* _About this task_: Filter the entries, keeping every line with the word "JSON".

* _Data excerpts_:
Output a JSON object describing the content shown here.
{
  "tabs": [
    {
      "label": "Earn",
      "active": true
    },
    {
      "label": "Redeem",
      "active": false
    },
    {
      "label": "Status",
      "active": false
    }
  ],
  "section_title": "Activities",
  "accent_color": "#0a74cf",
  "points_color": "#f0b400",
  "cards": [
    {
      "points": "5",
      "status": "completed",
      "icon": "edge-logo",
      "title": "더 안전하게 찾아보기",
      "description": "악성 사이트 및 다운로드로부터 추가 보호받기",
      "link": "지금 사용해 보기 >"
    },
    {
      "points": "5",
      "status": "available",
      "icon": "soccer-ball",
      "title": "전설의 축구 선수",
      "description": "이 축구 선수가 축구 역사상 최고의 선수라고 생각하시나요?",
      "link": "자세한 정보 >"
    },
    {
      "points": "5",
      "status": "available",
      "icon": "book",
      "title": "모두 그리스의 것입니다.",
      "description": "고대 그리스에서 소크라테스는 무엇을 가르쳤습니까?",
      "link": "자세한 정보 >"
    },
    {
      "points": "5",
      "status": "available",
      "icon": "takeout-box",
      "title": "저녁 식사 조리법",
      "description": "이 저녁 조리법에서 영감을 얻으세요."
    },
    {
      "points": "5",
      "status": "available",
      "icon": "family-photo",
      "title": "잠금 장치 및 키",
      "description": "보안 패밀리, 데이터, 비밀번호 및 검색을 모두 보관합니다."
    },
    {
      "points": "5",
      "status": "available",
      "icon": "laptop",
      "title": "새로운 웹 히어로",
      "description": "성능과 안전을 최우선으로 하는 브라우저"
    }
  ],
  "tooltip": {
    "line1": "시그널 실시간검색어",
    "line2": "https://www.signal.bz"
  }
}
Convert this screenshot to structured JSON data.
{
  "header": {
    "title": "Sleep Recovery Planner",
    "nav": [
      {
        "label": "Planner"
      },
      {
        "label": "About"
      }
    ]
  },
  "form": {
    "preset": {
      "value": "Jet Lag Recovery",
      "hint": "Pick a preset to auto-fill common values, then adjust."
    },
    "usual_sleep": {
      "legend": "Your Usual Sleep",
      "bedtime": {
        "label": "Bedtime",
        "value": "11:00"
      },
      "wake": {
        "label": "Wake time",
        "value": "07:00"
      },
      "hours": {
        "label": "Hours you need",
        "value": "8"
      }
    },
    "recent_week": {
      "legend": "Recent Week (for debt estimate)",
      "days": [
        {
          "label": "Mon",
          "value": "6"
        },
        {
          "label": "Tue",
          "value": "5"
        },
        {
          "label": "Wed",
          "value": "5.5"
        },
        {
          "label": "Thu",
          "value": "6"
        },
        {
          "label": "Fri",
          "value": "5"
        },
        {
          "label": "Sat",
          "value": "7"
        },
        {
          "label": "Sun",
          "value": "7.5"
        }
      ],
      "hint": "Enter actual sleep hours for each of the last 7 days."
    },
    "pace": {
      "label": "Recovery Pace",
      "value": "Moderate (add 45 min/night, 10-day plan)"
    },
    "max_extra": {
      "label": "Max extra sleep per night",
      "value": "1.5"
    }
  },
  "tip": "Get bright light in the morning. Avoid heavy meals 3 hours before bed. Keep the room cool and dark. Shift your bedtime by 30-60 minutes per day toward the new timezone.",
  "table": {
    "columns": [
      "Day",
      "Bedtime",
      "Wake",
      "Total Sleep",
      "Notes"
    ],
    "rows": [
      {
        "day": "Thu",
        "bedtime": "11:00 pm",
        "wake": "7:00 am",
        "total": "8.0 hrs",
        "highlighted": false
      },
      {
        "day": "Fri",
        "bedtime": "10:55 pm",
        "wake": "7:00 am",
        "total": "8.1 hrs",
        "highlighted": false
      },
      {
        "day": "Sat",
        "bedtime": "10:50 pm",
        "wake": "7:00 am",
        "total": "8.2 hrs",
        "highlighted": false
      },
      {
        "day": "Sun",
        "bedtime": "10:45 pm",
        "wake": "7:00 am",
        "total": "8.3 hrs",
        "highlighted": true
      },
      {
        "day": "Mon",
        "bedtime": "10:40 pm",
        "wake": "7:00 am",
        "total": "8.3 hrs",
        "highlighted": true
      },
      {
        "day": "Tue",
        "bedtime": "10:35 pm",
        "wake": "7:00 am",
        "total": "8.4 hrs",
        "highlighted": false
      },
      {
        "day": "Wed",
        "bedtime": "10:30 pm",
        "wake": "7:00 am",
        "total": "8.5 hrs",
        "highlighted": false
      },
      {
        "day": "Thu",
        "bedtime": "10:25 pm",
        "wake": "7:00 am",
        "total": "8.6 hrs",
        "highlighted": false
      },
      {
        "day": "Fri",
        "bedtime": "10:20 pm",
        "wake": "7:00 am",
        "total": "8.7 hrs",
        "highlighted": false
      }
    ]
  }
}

* _Answer for this exercise_:
Output a JSON object describing the content shown here.
Convert this screenshot to structured JSON data.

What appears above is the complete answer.